─── Records to use ───

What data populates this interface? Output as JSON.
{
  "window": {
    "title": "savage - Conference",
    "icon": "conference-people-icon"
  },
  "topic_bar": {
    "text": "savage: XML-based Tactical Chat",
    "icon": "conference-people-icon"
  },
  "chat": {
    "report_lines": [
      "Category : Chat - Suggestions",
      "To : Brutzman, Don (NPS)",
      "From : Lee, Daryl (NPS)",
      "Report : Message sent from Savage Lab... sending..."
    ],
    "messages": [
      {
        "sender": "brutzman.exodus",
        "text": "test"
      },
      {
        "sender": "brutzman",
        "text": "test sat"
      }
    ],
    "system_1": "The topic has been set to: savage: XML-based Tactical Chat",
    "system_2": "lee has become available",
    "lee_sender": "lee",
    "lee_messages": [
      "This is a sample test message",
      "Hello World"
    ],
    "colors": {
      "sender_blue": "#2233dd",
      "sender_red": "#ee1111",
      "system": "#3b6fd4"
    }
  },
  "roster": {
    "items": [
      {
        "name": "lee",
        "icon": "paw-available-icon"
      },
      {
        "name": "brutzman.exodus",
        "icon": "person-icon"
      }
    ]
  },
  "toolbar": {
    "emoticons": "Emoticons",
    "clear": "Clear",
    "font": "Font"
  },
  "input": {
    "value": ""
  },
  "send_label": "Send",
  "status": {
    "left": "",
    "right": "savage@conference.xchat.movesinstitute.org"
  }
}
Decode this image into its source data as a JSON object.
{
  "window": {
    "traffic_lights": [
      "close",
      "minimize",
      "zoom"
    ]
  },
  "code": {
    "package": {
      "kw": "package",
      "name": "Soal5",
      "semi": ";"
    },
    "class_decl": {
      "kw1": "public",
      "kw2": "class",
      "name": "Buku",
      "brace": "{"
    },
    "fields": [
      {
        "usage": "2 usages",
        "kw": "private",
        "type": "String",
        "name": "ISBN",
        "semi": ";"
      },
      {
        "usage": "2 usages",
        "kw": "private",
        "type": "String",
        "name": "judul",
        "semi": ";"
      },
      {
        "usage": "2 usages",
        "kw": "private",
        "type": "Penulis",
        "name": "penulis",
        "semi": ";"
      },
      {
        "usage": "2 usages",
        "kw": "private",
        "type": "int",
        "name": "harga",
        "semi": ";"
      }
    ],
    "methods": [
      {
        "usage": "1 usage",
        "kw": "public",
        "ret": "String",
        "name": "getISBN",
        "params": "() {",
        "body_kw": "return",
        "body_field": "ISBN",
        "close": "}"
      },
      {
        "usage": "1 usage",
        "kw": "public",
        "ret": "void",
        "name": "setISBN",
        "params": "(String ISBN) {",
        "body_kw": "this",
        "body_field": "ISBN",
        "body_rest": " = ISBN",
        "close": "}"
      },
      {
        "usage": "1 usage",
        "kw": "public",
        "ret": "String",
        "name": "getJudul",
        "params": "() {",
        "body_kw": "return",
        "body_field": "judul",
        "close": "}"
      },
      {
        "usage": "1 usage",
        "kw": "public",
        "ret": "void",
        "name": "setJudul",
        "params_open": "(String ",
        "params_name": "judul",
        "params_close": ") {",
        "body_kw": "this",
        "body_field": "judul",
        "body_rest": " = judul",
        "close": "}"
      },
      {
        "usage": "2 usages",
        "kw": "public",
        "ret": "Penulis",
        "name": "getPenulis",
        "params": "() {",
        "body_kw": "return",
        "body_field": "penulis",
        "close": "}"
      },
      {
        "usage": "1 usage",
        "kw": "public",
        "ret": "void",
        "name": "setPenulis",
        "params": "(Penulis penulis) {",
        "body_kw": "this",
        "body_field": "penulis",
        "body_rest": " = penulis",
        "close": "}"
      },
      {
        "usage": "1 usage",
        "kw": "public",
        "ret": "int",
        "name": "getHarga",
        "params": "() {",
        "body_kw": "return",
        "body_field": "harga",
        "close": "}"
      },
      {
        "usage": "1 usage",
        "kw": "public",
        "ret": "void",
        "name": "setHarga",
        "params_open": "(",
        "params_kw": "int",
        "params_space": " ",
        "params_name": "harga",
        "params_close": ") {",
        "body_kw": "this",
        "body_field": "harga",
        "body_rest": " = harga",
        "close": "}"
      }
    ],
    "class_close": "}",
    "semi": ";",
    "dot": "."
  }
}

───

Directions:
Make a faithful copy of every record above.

Task answer:
What data populates this interface? Output as JSON.
{
  "window": {
    "title": "savage - Conference",
    "icon": "conference-people-icon"
  },
  "topic_bar": {
    "text": "savage: XML-based Tactical Chat",
    "icon": "conference-people-icon"
  },
  "chat": {
    "report_lines": [
      "Category : Chat - Suggestions",
      "To : Brutzman, Don (NPS)",
      "From : Lee, Daryl (NPS)",
      "Report : Message sent from Savage Lab... sending..."
    ],
    "messages": [
      {
        "sender": "brutzman.exodus",
        "text": "test"
      },
      {
        "sender": "brutzman",
        "text": "test sat"
      }
    ],
    "system_1": "The topic has been set to: savage: XML-based Tactical Chat",
    "system_2": "lee has become available",
    "lee_sender": "lee",
    "lee_messages": [
      "This is a sample test message",
      "Hello World"
    ],
    "colors": {
      "sender_blue": "#2233dd",
      "sender_red": "#ee1111",
      "system": "#3b6fd4"
    }
  },
  "roster": {
    "items": [
      {
        "name": "lee",
        "icon": "paw-available-icon"
      },
      {
        "name": "brutzman.exodus",
        "icon": "person-icon"
      }
    ]
  },
  "toolbar": {
    "emoticons": "Emoticons",
    "clear": "Clear",
    "font": "Font"
  },
  "input": {
    "value": ""
  },
  "send_label": "Send",
  "status": {
    "left": "",
    "right": "savage@conference.xchat.movesinstitute.org"
  }
}
Decode this image into its source data as a JSON object.
{
  "window": {
    "traffic_lights": [
      "close",
      "minimize",
      "zoom"
    ]
  },
  "code": {
    "package": {
      "kw": "package",
      "name": "Soal5",
      "semi": ";"
    },
    "class_decl": {
      "kw1": "public",
      "kw2": "class",
      "name": "Buku",
      "brace": "{"
    },
    "fields": [
      {
        "usage": "2 usages",
        "kw": "private",
        "type": "String",
        "name": "ISBN",
        "semi": ";"
      },
      {
        "usage": "2 usages",
        "kw": "private",
        "type": "String",
        "name": "judul",
        "semi": ";"
      },
      {
        "usage": "2 usages",
        "kw": "private",
        "type": "Penulis",
        "name": "penulis",
        "semi": ";"
      },
      {
        "usage": "2 usages",
        "kw": "private",
        "type": "int",
        "name": "harga",
        "semi": ";"
      }
    ],
    "methods": [
      {
        "usage": "1 usage",
        "kw": "public",
        "ret": "String",
        "name": "getISBN",
        "params": "() {",
        "body_kw": "return",
        "body_field": "ISBN",
        "close": "}"
      },
      {
        "usage": "1 usage",
        "kw": "public",
        "ret": "void",
        "name": "setISBN",
        "params": "(String ISBN) {",
        "body_kw": "this",
        "body_field": "ISBN",
        "body_rest": " = ISBN",
        "close": "}"
      },
      {
        "usage": "1 usage",
        "kw": "public",
        "ret": "String",
        "name": "getJudul",
        "params": "() {",
        "body_kw": "return",
        "body_field": "judul",
        "close": "}"
      },
      {
        "usage": "1 usage",
        "kw": "public",
        "ret": "void",
        "name": "setJudul",
        "params_open": "(String ",
        "params_name": "judul",
        "params_close": ") {",
        "body_kw": "this",
        "body_field": "judul",
        "body_rest": " = judul",
        "close": "}"
      },
      {
        "usage": "2 usages",
        "kw": "public",
        "ret": "Penulis",
        "name": "getPenulis",
        "params": "() {",
        "body_kw": "return",
        "body_field": "penulis",
        "close": "}"
      },
      {
        "usage": "1 usage",
        "kw": "public",
        "ret": "void",
        "name": "setPenulis",
        "params": "(Penulis penulis) {",
        "body_kw": "this",
        "body_field": "penulis",
        "body_rest": " = penulis",
        "close": "}"
      },
      {
        "usage": "1 usage",
        "kw": "public",
        "ret": "int",
        "name": "getHarga",
        "params": "() {",
        "body_kw": "return",
        "body_field": "harga",
        "close": "}"
      },
      {
        "usage": "1 usage",
        "kw": "public",
        "ret": "void",
        "name": "setHarga",
        "params_open": "(",
        "params_kw": "int",
        "params_space": " ",
        "params_name": "harga",
        "params_close": ") {",
        "body_kw": "this",
        "body_field": "harga",
        "body_rest": " = harga",
        "close": "}"
      }
    ],
    "class_close": "}",
    "semi": ";",
    "dot": "."
  }
}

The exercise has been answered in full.